REQUIRED ACTION:
Below are some records. Pull every line that contains the word "title".

Element data from apps and pages:
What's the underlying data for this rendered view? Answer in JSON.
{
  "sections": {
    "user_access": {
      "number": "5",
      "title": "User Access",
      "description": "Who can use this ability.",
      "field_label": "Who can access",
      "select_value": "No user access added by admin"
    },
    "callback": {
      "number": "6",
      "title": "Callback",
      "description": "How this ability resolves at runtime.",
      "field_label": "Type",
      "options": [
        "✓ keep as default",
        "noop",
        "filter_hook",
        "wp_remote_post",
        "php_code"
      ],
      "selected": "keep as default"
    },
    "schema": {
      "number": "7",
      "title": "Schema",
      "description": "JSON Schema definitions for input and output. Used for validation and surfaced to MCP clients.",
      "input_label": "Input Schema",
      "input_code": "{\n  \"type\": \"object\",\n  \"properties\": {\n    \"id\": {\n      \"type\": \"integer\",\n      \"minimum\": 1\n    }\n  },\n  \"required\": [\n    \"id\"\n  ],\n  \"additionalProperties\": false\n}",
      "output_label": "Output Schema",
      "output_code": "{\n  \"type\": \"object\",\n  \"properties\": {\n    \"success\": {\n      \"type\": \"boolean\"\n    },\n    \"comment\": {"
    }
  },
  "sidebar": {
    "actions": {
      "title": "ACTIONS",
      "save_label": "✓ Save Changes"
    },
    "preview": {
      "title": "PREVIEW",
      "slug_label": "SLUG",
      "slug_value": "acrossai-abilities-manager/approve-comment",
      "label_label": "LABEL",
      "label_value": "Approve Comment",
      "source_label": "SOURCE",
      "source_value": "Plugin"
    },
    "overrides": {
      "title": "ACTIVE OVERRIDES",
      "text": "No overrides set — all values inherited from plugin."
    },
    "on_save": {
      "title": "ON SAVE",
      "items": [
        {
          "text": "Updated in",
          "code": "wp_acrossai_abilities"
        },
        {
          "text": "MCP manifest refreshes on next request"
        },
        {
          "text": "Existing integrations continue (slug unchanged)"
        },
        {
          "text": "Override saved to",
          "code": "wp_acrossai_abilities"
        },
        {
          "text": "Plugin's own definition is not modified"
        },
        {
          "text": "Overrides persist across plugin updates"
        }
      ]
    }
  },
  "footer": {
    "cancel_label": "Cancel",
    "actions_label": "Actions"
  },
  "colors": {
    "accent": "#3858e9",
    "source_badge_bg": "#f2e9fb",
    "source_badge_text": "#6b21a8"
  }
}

SOLVED PROBLEM:
      "title": "User Access",
      "title": "Callback",
      "title": "Schema",
      "title": "ACTIONS",
      "title": "PREVIEW",
      "title": "ACTIVE OVERRIDES",
      "title": "ON SAVE",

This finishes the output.